*** Opening of Extracted information ***

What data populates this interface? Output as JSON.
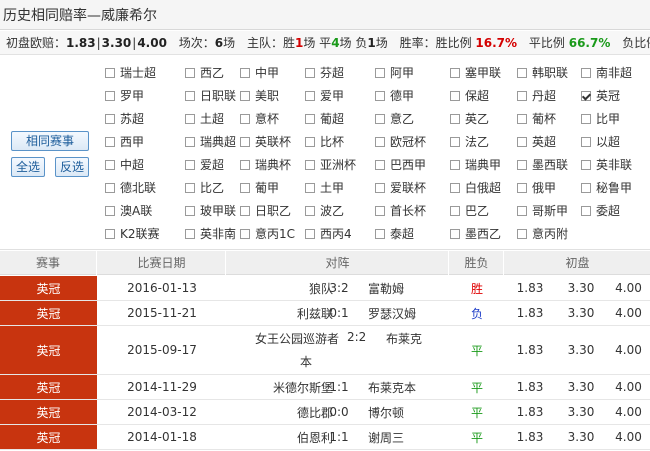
{
  "title": "历史相同赔率—威廉希尔",
  "summary": {
    "odds_label": "初盘欧赔：",
    "odds": [
      "1.83",
      "3.30",
      "4.00"
    ],
    "matches_label": "场次：",
    "matches_value": "6",
    "matches_unit": "场",
    "home_label": "主队：胜",
    "home_win": "1",
    "home_win_unit": "场 平",
    "home_draw": "4",
    "home_draw_unit": "场 负",
    "home_lose": "1",
    "home_lose_unit": "场",
    "win_rate_label": "胜率：胜比例",
    "win_rate": "16.7%",
    "draw_rate_label": "平比例",
    "draw_rate": "66.7%",
    "lose_rate_label": "负比例"
  },
  "buttons": {
    "same_league": "相同赛事",
    "select_all": "全选",
    "invert": "反选"
  },
  "leagues": [
    [
      "瑞士超",
      "西乙",
      "中甲",
      "芬超",
      "阿甲",
      "塞甲联",
      "韩职联",
      "南非超"
    ],
    [
      "罗甲",
      "日职联",
      "美职",
      "爱甲",
      "德甲",
      "保超",
      "丹超",
      "英冠"
    ],
    [
      "苏超",
      "土超",
      "意杯",
      "葡超",
      "意乙",
      "英乙",
      "葡杯",
      "比甲"
    ],
    [
      "西甲",
      "瑞典超",
      "英联杯",
      "比杯",
      "欧冠杯",
      "法乙",
      "英超",
      "以超"
    ],
    [
      "中超",
      "爱超",
      "瑞典杯",
      "亚洲杯",
      "巴西甲",
      "瑞典甲",
      "墨西联",
      "英非联"
    ],
    [
      "德北联",
      "比乙",
      "葡甲",
      "土甲",
      "爱联杯",
      "白俄超",
      "俄甲",
      "秘鲁甲"
    ],
    [
      "澳A联",
      "玻甲联",
      "日职乙",
      "波乙",
      "首长杯",
      "巴乙",
      "哥斯甲",
      "委超"
    ],
    [
      "K2联赛",
      "英非南",
      "意丙1C",
      "西丙4",
      "泰超",
      "墨西乙",
      "意丙附"
    ]
  ],
  "checked_league": "英冠",
  "table": {
    "headers": [
      "赛事",
      "比赛日期",
      "对阵",
      "胜负",
      "初盘"
    ],
    "rows": [
      {
        "league": "英冠",
        "date": "2016-01-13",
        "home": "狼队",
        "score": "3:2",
        "away": "富勒姆",
        "result": "胜",
        "result_type": "win",
        "odds": [
          "1.83",
          "3.30",
          "4.00"
        ]
      },
      {
        "league": "英冠",
        "date": "2015-11-21",
        "home": "利兹联",
        "score": "0:1",
        "away": "罗瑟汉姆",
        "result": "负",
        "result_type": "lose",
        "odds": [
          "1.83",
          "3.30",
          "4.00"
        ]
      },
      {
        "league": "英冠",
        "date": "2015-09-17",
        "home": "女王公园巡游者",
        "score": "2:2",
        "away": "布莱克本",
        "result": "平",
        "result_type": "draw",
        "odds": [
          "1.83",
          "3.30",
          "4.00"
        ]
      },
      {
        "league": "英冠",
        "date": "2014-11-29",
        "home": "米德尔斯堡",
        "score": "1:1",
        "away": "布莱克本",
        "result": "平",
        "result_type": "draw",
        "odds": [
          "1.83",
          "3.30",
          "4.00"
        ]
      },
      {
        "league": "英冠",
        "date": "2014-03-12",
        "home": "德比郡",
        "score": "0:0",
        "away": "博尔顿",
        "result": "平",
        "result_type": "draw",
        "odds": [
          "1.83",
          "3.30",
          "4.00"
        ]
      },
      {
        "league": "英冠",
        "date": "2014-01-18",
        "home": "伯恩利",
        "score": "1:1",
        "away": "谢周三",
        "result": "平",
        "result_type": "draw",
        "odds": [
          "1.83",
          "3.30",
          "4.00"
        ]
      }
    ]
  }
}
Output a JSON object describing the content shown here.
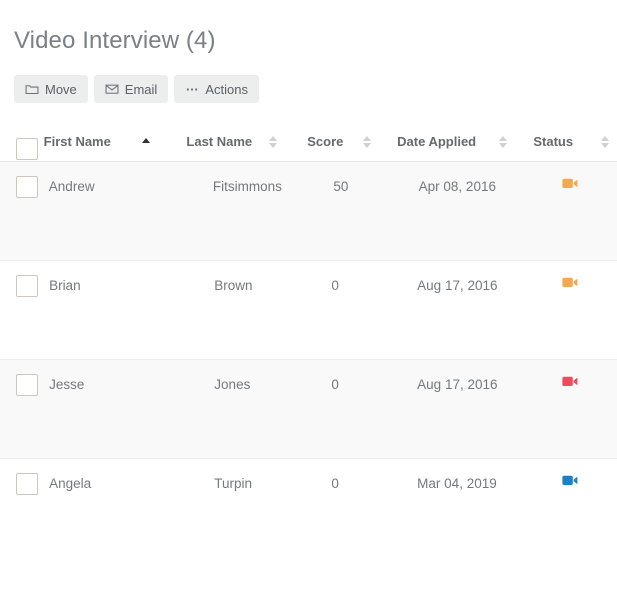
{
  "page": {
    "title": "Video Interview (4)"
  },
  "toolbar": {
    "buttons": [
      {
        "label": "Move",
        "icon": "folder-icon"
      },
      {
        "label": "Email",
        "icon": "envelope-icon"
      },
      {
        "label": "Actions",
        "icon": "ellipsis-icon"
      }
    ]
  },
  "table": {
    "columns": [
      {
        "key": "first_name",
        "label": "First Name",
        "sort": "asc"
      },
      {
        "key": "last_name",
        "label": "Last Name",
        "sort": "none"
      },
      {
        "key": "score",
        "label": "Score",
        "sort": "none"
      },
      {
        "key": "date_applied",
        "label": "Date Applied",
        "sort": "none"
      },
      {
        "key": "status",
        "label": "Status",
        "sort": "none"
      }
    ],
    "rows": [
      {
        "first_name": "Andrew",
        "last_name": "Fitsimmons",
        "score": "50",
        "date_applied": "Apr 08, 2016",
        "status_icon": "video-camera-icon",
        "status_color": "#f5a94e",
        "checked": false
      },
      {
        "first_name": "Brian",
        "last_name": "Brown",
        "score": "0",
        "date_applied": "Aug 17, 2016",
        "status_icon": "video-camera-icon",
        "status_color": "#f5a94e",
        "checked": false
      },
      {
        "first_name": "Jesse",
        "last_name": "Jones",
        "score": "0",
        "date_applied": "Aug 17, 2016",
        "status_icon": "video-camera-icon",
        "status_color": "#ef4a5e",
        "checked": false
      },
      {
        "first_name": "Angela",
        "last_name": "Turpin",
        "score": "0",
        "date_applied": "Mar 04, 2019",
        "status_icon": "video-camera-icon",
        "status_color": "#1c81c4",
        "checked": false
      }
    ]
  },
  "colors": {
    "title_text": "#7b8085",
    "button_bg": "#eceded",
    "row_alt_bg": "#f9f9f9",
    "border": "#ededed",
    "checkbox_border": "#cdc8bf",
    "sort_inactive": "#cfd1d2",
    "sort_active": "#2f3133"
  }
}
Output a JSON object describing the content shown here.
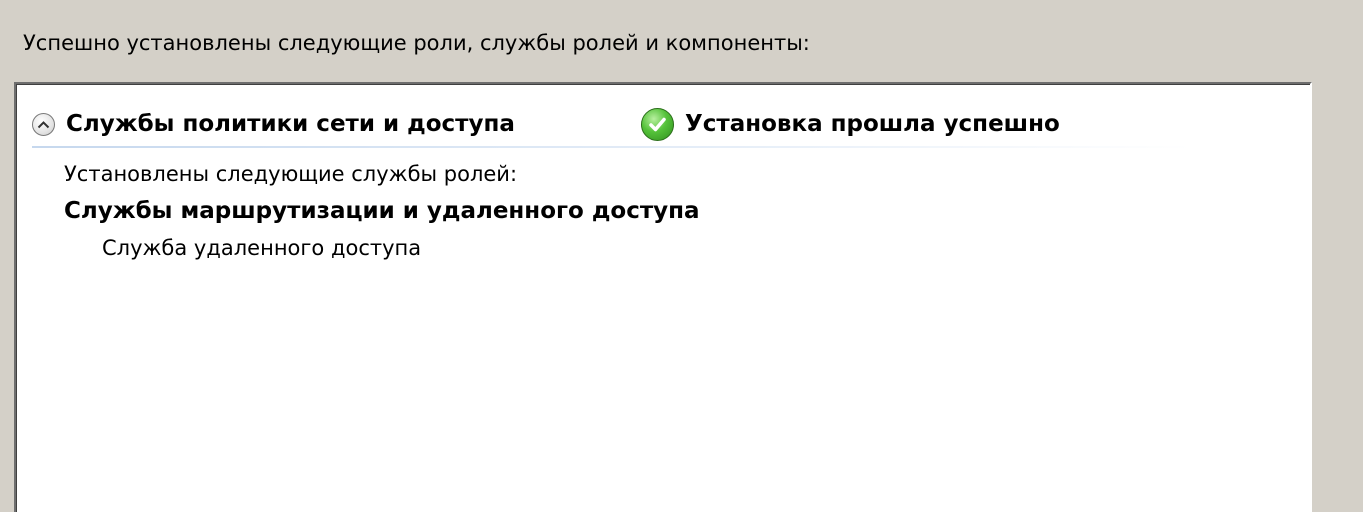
{
  "intro_text": "Успешно установлены следующие роли, службы ролей и компоненты:",
  "role": {
    "name": "Службы политики сети и доступа",
    "status": "Установка прошла успешно",
    "collapse_icon": "chevron-up-icon",
    "status_icon": "success-check-icon",
    "status_color": "#3aa626"
  },
  "details": {
    "caption": "Установлены следующие службы ролей:",
    "group_name": "Службы маршрутизации и удаленного доступа",
    "item": "Служба удаленного доступа"
  }
}
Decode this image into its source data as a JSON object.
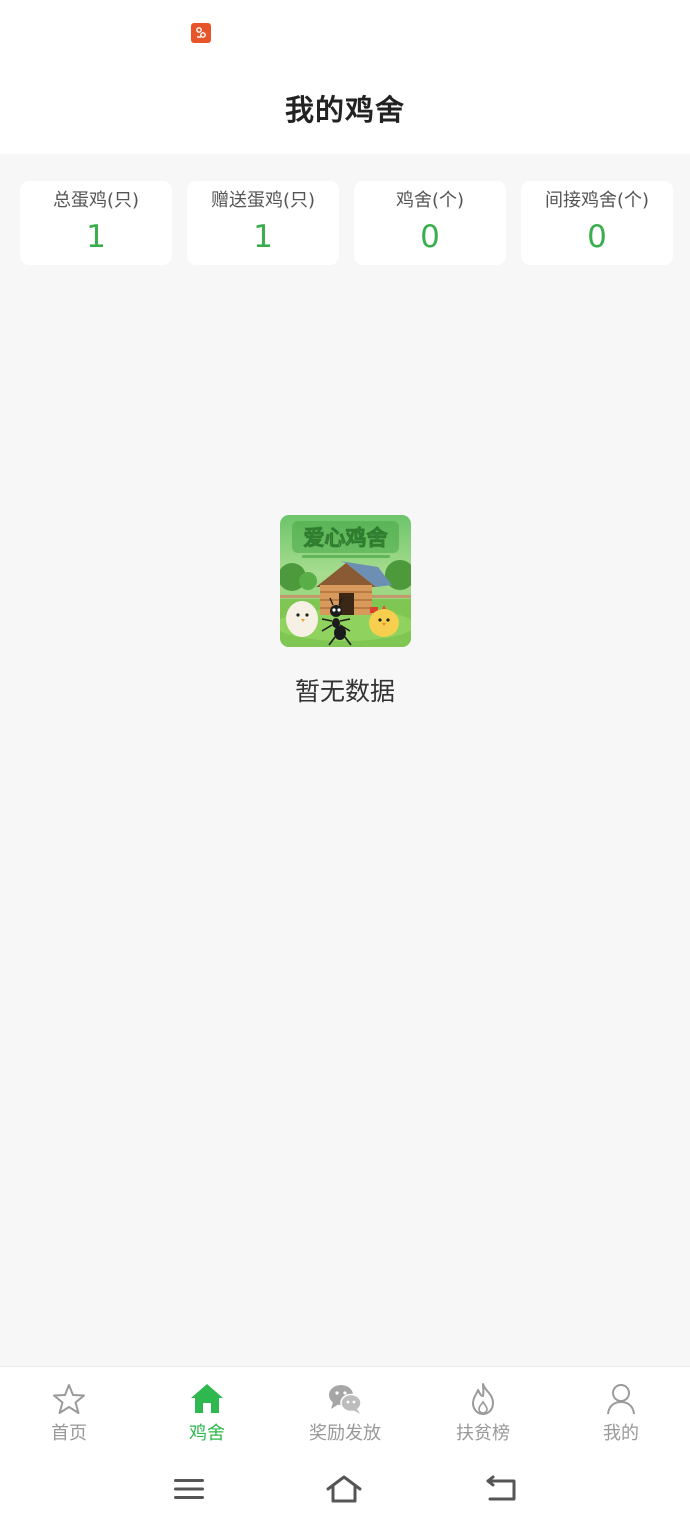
{
  "header": {
    "title": "我的鸡舍"
  },
  "stats": [
    {
      "label": "总蛋鸡(只)",
      "value": "1"
    },
    {
      "label": "赠送蛋鸡(只)",
      "value": "1"
    },
    {
      "label": "鸡舍(个)",
      "value": "0"
    },
    {
      "label": "间接鸡舍(个)",
      "value": "0"
    }
  ],
  "empty_state": {
    "banner_text": "爱心鸡舍",
    "message": "暂无数据"
  },
  "tabbar": {
    "items": [
      {
        "label": "首页",
        "icon": "star-icon",
        "active": false
      },
      {
        "label": "鸡舍",
        "icon": "house-icon",
        "active": true
      },
      {
        "label": "奖励发放",
        "icon": "wechat-icon",
        "active": false
      },
      {
        "label": "扶贫榜",
        "icon": "flame-icon",
        "active": false
      },
      {
        "label": "我的",
        "icon": "user-icon",
        "active": false
      }
    ]
  },
  "colors": {
    "accent_green": "#2fb84f",
    "stat_value_green": "#3aae4f",
    "inactive_gray": "#999999",
    "notification_orange": "#e8542a"
  },
  "system_nav": {
    "icons": [
      "menu-icon",
      "home-icon",
      "back-icon"
    ]
  }
}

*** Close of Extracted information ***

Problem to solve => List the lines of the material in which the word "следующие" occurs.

Task result =>
  "intro_text": "Успешно установлены следующие роли, службы ролей и компоненты:",
    "caption": "Установлены следующие службы ролей:",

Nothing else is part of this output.